If a ticket holder also had insurance cover, this would be an alternative remedy.
The legal expert said that, under business rescue, the likelihood of a ticket holder being able to "proceed with the contract [he or she] has with the airline" and end up actually taking the flight, is higher than if the business rescue status is converted into a liquidation.
Another difference between the position of a ticket holder as a creditor of the airline in a business rescue scenario compared to a liquidation, is that under business rescue the business plan of the business rescue practitioner must be approved by 75% of all creditors, including 50% of independent creditors. The business rescue plan would then describe if ticket holders would get their money back or not.

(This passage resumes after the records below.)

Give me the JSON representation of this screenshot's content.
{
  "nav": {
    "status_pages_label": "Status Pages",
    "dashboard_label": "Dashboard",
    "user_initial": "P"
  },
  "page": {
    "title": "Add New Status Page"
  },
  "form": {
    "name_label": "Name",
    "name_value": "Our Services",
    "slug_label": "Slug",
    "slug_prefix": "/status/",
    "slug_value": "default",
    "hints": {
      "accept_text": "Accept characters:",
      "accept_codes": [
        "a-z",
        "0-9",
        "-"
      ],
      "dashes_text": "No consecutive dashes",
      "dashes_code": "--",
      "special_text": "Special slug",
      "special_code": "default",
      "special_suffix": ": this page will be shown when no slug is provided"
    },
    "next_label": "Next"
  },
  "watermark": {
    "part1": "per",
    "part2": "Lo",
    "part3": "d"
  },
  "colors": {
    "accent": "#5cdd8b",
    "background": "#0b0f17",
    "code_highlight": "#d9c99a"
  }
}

In the case of a liquidation, however, the decision would not be up to creditors. Under liquidation, a liquidator would simply dispose of assets and use the funds recovered to distribute to creditors in accordance with a legally prescribed ranking. Secured creditors would be paid first and ticket holders who had their tickets cancelled would be seen as so-called concurrent creditors, who would be last in line.

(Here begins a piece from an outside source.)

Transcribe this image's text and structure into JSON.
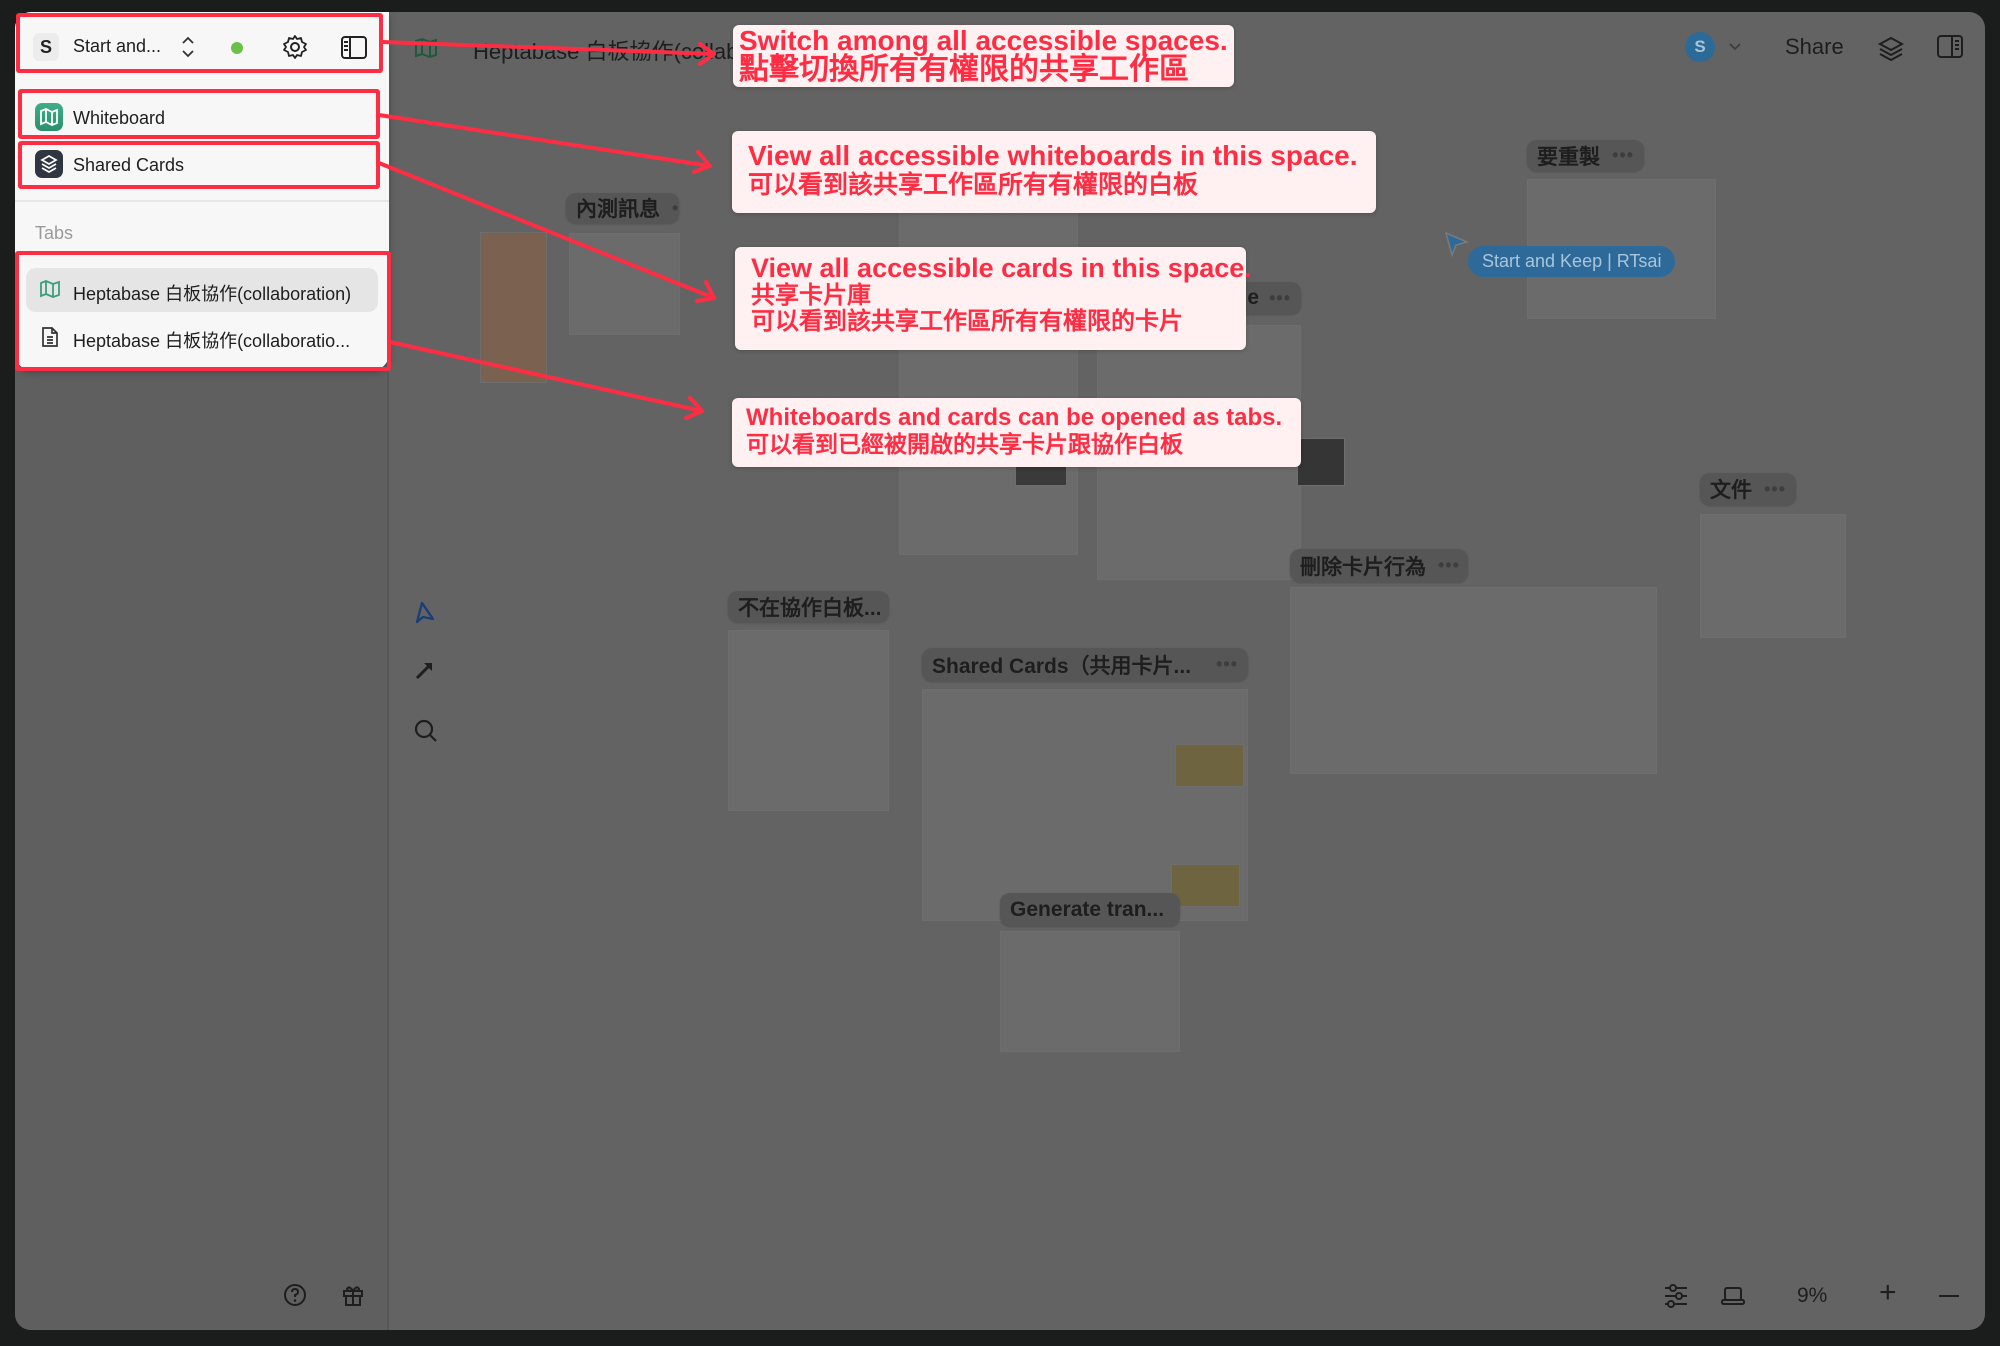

"Business rescue is a process to try and save the airline, its brand and its future. In business rescue the likelihood is greater that the airline would continue with its contract with ticket holders," said the legal expert.
"I guess it is now just a case of wait and see what happens to SAA. In any event, it just shows again the importance of having taken out travel insurance when you bought the ticket. Of course, one still hopes for the best for SAA."
Fin24 did approach SAA as well as the business rescue practitioners to provide clarity on what could happen to tickets in future. SAA did not respond and, the business rescue practitioners indicted that they are not able to comment at this stage.
In a joint statement on Thursday morning, SAA's business rescue practitioners Les Matuson and Siviwe Dongwana denied claims of imminent liquidation, saying that there are typically liquidity constraints for companies into business rescue. They added that government is still supportive of the process. "Government continues to indicate its support for the business rescue process and together we are considering various scenarios to keep the entity operational," they said.